■ Problem description ■
Using the listing below, report all lines holding the word "Bluetooth".

■ Supplied material ■
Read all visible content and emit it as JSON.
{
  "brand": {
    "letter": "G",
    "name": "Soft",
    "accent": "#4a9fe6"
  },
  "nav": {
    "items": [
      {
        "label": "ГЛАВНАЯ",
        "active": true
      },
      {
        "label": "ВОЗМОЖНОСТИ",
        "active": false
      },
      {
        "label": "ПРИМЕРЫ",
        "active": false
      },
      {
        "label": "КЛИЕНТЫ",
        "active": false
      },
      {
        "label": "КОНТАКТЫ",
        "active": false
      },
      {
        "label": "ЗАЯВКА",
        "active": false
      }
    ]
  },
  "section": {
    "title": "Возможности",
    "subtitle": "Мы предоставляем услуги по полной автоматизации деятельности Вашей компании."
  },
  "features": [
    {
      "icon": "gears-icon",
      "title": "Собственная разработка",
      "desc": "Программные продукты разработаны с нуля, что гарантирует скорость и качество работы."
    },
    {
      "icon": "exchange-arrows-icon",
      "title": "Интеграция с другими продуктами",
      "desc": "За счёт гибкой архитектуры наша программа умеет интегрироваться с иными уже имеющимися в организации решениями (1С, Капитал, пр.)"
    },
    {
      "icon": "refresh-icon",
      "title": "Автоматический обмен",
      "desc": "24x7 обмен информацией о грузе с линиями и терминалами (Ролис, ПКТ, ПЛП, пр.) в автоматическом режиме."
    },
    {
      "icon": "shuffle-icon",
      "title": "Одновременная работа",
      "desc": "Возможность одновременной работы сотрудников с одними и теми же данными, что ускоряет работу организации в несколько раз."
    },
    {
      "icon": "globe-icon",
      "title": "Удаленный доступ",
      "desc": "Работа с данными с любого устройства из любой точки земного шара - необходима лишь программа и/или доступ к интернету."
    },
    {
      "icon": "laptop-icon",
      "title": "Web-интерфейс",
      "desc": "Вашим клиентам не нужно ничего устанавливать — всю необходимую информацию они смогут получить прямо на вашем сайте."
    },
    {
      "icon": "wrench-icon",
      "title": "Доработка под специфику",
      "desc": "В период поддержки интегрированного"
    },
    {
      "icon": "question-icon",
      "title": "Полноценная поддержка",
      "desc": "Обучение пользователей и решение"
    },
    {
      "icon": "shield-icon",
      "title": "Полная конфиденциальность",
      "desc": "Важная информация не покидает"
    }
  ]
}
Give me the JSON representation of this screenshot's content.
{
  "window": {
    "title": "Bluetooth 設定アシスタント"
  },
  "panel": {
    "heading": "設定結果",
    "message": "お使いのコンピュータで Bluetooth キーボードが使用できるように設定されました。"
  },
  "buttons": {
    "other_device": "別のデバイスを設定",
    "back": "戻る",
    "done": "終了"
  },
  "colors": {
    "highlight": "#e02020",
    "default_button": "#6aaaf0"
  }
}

■ Expected output ■
    "title": "Bluetooth 設定アシスタント"
    "message": "お使いのコンピュータで Bluetooth キーボードが使用できるように設定されました。"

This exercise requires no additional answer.